Men are believed to be the key factor in preventing violence against women and girls. — VNA/VNS Illustration Photo  

“My greatest wish now is peace. I expect my son to grow up, mature and then free himself,” she said.

This is one of the most common wishes of Vietnamese women who have experienced domestic violence.

According to the National Survey on Violence against Women in Vietnam released in July last year, almost two out of every three women, or nearly 63 per cent, experience one or more forms of violence, including physical, sexual, emotional, and economic violence, as well as control over their life by husbands. Nearly 32 per cent of women have experienced violence in the past 12 months.

The survey shows the complexity of violence against women and girls. Nine years since the first census, the proportion of the most common forms of violence perpetrated by husbands or partners against women in Vietnam, according to women in interviews, decreased only slightly. 

Married 18 years, 15 years living in hell

Born in a northern mountainous province, at 22 years old, T followed her husband, a long-distance driver, to live in Da Nang.
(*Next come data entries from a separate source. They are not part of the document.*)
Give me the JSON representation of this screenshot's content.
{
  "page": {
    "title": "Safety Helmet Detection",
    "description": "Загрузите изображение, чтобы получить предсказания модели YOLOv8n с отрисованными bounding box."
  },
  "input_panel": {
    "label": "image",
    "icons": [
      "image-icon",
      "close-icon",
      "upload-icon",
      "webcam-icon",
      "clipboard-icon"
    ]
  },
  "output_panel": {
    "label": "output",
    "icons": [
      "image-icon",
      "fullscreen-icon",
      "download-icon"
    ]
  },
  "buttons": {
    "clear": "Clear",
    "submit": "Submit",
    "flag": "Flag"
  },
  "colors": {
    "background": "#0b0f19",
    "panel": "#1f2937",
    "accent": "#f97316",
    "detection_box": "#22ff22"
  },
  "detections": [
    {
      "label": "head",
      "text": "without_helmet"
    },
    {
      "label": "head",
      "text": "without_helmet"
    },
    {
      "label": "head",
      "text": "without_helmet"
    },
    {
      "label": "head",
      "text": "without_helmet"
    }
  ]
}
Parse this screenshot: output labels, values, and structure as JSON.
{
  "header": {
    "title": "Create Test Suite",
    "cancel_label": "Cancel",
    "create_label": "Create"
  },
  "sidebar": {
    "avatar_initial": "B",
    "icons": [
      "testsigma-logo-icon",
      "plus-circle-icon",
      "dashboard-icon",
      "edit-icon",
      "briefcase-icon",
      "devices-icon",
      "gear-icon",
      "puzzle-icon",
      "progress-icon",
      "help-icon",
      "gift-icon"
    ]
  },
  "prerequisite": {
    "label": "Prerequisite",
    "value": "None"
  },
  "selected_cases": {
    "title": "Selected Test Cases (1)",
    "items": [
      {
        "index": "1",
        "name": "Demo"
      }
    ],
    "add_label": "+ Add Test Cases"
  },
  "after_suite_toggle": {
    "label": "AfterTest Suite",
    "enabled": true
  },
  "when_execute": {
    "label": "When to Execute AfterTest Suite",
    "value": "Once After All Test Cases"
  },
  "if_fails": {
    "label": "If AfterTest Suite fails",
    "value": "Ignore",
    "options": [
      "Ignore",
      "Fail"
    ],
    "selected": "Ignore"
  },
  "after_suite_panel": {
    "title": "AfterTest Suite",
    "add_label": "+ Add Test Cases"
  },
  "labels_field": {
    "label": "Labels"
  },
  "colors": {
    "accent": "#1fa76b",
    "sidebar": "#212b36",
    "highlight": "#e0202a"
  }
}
After only three years of living together and having a son, her husband became cold and verbally abusive. Then she learned her husband had another wife and had fathered a child with her.

T was very disappointed and in great pain. She tried to be patient for the sake of their family. She tried to speak to her husband gently but to no avail leaving her forced to live with the estrangement and violence of her husband.

"He beat me with his hands, feet and all kinds of things. I tried not to let my children know that their mother was being beaten, but once I was beaten until my jaw broke and had to go to the hospital, my children knew everything," T choked when talking about her husband's violence.

"Knowing I was beaten, my son comforted me, told me to try to endure and said when he was older and finished school, he would have a job and take care of me," T. said.

T’s pain was eased when she received legal, psychological and financial support and assistance from the Da Nang City Women's Union.

Via clubs under a project to call for community prevention of violence against women and girls, husbands are encouraged to join clubs to help change awareness of protecting women and girls.

"I am very grateful to the Women's Union and the Men's Pioneers Club. During the COVID-19 pandemic, I received financial support from the union helping me get rid of negative thoughts, and boldly share with me the difficulties in life," T said. 

Men - the decisive factor to prevent gender violence

Khuat Thu Hong, director of the Institute for Social Development Studies, said: “Patriarchal ideology is deeply rooted in Vietnamese men's thinking as the main cause of domestic violence. Accordingly, a man who claims to be the head of the family has the right to educate and to discipline his wife and children.”

Hong said that to promote gender equality and effectively prevent violence against women and girls, in addition to advocacy activities from women, it is necessary to take action to change perceptions, making men an important part of every gender equality campaign and to preventing gender violence.

“Studies in the world have shown that costs will be paid if men do not change and retain patriarchal thinking in the family,” Hong said. 

Initial success

In a project on community education to prevent violence against women and girls in Da Nang by the United Nations Entity on Gender Equality and Women's Empowerment (UN Women), the Da Nang City Women's Union co-ordinated the second phase implementation from 2017 to 2020, with the sponsorship of the Australian government, which has continued the success of phase 1 (2014-2016).

In the project, organisations have lobbied the community to give them a deeper insight into women's empowerment to create a more balanced, equal relationship of power that requires respect and empowerment rights. This is seen as a commitment to prevent violence against women in the home as well as in society, said Elisa Fernandez Saenz, Country Representative of UN Women in Vietnam.

The project is implemented in 11 communes and wards in the city. The project's effectiveness is a comprehensive, staged and benefit-based approach to call for communities to change social stereotypes, promote gender equality and prevent violence against women and children.

Dang Van, 85, chairman of Hoa Cuong Bac Ward’s Men Pioneering Club in Hai Chau District, said: “The project is on the right track and at the heart of the issue. The formation of clubs has created community forums, helping club members discuss issues related to gender equality and violence against women. It increases men's awareness and skills in maintaining healthy relationships and resolving nonviolent conflicts.”  VNS 

More efforts needed to protect women, children

More efforts needed to protect women, children

Violence against women and children is never acceptable, stressed United Nations (UN) agencies, the Government of Vietnam and partners during a campaign launch on Thursday.

House in Quang Ninh provides shelter for victims of gender-based violence

House in Quang Ninh provides shelter for victims of gender-based violence

Nguyen Thi Nga (not her real name) got married when she was 21 years old.